You can hardly turn a corner in Passau without stepping into a church. The town has dozens of them, large and small, old and new, some of them empty, most of them full. This is, after all, deepest Bavaria, the heartland of German Catholicism. The last pope was born a few miles up river in the village of Marktl am Inn.
St Michaelskirche was built in high Baroque style, like much of the rest of Passau’s Altstadt, after a devastating fire in the late 17th century. Its boxy, twin-towered façade is easily recognisable on the skyline. To English eyes, the stuccoed and gilded nave may come as a bit of a shock, its flamboyance belied by a rose and white exterior that blends quietly with the pastel shades of the surrounding buildings.
Once the property of the Jesuits, St Michaelskirche is now the school church for Passau’s Gymnasium Leopoldinum, where my wife was a pupil. We were married there last June. Had we decided to say ‘Ich will’ this year, we’d have found ourselves swimming down the aisle. The floods currently sweeping through Central Europe have pushed Passau under water.
In the south-east corner of Germany at the confluence of the Danube, the Inn and the Ilz, the town is no stranger to burst riverbanks. Etched on the Rathaus is a wasserstand, a chart showing how high previous floods have reached, like a neater version of a child’s growth chart scrawled on the kitchen wall. There are high water marks for 1920, 1893, 1899, 1862, 1787, 1954, 1595, 1501. I’d never quite been able to believe any of these monster inundations really happened. The marker for 1501, the highest of the lot, is higher than the Rathaus’s entrance arch, which is the height of two averagely tall men. All the markers have now been submerged as the flood waters have risen almost 42 feet, and the square outside the Rathaus is one with the Danube.

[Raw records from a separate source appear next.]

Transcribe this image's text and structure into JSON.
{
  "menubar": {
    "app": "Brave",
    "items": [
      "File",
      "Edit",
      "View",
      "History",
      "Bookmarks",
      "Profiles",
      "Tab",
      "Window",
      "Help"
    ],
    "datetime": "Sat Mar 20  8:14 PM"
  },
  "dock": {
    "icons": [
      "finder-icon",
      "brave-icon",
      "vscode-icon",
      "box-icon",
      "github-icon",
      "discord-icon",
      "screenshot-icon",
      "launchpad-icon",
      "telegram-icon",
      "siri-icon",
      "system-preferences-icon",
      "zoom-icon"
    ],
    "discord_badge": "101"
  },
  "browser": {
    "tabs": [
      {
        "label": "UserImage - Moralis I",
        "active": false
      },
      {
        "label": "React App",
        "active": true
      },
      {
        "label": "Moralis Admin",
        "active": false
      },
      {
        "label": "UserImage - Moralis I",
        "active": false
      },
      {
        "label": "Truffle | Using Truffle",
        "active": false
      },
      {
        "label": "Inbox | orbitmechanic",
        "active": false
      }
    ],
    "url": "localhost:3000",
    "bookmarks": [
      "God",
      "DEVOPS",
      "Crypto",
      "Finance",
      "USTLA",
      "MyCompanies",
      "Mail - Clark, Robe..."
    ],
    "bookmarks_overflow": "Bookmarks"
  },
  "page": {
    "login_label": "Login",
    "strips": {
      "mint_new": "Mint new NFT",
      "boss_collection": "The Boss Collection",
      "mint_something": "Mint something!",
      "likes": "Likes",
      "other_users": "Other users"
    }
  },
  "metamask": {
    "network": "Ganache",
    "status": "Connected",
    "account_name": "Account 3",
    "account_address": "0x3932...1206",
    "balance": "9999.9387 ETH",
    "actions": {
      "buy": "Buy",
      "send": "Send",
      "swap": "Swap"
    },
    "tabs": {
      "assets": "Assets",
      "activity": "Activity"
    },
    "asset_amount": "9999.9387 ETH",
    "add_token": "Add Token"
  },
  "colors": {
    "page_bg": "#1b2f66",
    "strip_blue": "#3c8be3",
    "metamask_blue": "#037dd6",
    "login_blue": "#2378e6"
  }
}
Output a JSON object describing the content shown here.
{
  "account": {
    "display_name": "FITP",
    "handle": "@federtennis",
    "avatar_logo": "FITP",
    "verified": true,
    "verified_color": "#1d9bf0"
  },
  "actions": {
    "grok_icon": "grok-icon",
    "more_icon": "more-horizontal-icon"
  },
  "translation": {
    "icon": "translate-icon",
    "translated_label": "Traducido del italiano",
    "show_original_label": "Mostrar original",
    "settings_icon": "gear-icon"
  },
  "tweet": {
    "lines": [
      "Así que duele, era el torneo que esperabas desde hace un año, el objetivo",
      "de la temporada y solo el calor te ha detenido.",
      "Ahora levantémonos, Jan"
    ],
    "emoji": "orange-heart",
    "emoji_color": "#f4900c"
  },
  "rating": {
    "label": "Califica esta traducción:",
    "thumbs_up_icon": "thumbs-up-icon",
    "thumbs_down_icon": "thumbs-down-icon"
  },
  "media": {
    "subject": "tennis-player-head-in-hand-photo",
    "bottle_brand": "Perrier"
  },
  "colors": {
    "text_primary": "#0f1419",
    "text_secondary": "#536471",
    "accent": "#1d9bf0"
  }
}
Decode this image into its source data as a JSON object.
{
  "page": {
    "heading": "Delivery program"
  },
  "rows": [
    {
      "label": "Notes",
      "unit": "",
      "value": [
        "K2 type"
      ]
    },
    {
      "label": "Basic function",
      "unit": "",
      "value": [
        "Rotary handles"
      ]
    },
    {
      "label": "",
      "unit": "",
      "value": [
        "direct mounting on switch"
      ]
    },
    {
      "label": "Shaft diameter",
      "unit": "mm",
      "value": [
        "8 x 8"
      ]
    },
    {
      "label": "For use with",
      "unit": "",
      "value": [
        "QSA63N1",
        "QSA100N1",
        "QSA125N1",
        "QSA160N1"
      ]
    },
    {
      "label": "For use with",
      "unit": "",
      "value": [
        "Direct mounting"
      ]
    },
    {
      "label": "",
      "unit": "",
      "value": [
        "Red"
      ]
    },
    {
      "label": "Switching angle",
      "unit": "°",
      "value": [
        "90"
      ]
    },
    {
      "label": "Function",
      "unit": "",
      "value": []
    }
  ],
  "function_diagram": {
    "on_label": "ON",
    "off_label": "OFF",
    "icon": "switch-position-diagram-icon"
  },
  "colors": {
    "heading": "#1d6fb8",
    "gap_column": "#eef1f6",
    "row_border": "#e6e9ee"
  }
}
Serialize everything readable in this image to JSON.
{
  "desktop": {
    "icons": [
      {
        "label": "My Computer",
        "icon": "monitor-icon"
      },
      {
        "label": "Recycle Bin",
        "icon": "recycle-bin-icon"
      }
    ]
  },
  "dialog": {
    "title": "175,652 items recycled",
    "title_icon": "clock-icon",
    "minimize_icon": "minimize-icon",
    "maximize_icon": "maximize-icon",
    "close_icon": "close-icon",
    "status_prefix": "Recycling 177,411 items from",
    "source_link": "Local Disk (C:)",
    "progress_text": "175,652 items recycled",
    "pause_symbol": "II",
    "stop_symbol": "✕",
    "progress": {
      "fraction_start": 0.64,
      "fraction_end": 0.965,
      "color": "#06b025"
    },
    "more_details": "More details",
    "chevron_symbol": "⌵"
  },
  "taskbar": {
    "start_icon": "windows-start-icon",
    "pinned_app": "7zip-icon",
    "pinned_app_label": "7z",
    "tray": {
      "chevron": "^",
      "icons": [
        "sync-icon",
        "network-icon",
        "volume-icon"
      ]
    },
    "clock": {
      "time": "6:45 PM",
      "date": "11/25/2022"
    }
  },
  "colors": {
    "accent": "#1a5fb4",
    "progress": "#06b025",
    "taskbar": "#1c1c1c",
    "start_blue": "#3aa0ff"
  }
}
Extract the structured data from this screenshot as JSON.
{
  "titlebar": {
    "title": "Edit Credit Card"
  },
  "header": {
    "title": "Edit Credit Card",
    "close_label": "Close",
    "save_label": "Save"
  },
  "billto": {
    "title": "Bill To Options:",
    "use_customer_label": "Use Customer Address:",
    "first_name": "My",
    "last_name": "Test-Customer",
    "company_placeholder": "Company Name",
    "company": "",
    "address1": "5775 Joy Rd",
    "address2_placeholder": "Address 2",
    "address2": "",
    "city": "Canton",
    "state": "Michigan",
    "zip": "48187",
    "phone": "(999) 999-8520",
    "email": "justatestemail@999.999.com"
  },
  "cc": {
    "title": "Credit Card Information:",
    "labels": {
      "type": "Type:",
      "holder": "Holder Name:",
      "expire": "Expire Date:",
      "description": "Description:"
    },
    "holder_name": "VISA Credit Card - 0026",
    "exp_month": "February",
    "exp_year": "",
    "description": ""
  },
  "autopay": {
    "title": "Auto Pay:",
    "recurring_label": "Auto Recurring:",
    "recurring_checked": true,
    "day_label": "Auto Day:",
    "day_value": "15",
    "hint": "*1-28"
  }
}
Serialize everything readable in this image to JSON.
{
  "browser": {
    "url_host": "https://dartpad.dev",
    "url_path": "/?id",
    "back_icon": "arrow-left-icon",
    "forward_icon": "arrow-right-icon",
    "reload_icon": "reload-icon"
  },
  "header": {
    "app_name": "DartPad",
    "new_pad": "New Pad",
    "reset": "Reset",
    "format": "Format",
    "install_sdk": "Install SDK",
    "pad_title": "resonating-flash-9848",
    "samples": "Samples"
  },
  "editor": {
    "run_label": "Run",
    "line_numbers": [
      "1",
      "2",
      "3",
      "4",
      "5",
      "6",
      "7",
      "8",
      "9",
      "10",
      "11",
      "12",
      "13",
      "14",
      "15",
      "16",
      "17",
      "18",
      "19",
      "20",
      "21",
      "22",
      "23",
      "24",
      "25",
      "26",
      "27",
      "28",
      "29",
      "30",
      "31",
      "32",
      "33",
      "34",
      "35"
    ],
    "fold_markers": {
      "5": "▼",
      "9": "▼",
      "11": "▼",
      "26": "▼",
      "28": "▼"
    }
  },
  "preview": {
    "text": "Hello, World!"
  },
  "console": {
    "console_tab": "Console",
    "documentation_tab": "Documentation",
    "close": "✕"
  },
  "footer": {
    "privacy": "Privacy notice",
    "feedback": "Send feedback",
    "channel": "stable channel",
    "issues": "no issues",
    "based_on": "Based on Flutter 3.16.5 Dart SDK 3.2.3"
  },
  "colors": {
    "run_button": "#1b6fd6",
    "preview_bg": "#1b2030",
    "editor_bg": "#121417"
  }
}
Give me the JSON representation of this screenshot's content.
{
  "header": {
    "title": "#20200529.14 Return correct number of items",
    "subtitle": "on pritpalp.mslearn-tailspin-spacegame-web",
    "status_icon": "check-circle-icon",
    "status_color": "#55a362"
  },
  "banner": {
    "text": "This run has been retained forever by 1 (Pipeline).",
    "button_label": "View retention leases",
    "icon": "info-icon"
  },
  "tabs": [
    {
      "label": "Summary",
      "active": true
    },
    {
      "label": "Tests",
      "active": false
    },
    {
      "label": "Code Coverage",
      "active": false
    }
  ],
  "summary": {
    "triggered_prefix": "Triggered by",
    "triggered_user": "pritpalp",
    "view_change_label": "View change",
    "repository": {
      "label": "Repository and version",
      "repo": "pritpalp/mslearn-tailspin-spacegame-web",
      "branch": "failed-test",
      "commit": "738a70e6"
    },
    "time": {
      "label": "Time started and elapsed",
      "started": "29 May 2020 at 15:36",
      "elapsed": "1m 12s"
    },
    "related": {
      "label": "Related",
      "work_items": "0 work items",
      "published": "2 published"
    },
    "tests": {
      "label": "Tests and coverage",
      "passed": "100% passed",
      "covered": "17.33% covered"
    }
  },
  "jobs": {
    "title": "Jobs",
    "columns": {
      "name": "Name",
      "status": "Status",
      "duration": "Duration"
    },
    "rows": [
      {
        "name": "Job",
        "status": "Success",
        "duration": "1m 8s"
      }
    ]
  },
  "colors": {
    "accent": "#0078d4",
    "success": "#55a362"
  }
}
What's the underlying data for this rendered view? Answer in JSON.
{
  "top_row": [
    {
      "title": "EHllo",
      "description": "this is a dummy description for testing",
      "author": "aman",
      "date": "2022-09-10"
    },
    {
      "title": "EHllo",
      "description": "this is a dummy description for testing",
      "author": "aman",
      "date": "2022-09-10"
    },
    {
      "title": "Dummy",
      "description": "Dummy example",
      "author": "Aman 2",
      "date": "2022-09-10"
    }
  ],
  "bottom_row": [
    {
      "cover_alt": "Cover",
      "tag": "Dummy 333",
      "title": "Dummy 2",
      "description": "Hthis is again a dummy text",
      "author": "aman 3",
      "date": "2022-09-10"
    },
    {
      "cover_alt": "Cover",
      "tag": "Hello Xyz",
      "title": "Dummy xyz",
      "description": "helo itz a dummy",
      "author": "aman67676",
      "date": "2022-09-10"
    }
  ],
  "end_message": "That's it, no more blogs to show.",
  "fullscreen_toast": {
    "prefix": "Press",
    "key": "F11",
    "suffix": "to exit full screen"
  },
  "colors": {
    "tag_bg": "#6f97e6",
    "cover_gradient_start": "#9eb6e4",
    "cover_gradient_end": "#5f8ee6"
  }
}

Unlike in Austria and the Czech Republic, the flooding in Passau has caused no deaths. Emergency services have been navigating the town’s streets in motorboats, offering help to those trapped on upper floors. The Ilzbruecke has been swamped, cutting my in-laws off from the town centre. Drinking water is available only in bottles. There’s no electricity. Schools, shops and offices have been unable to open. The stench of diesel fumes from the generators that power the pumps is overwhelming. Angela Merkel put in an appearance on Tuesday and promised 100 million euros of immediate state and federal aid. Whether this will help to secure election victory in September, like Schroeder’s response to Germany’s last serious flooding in 2002, remains to be seen.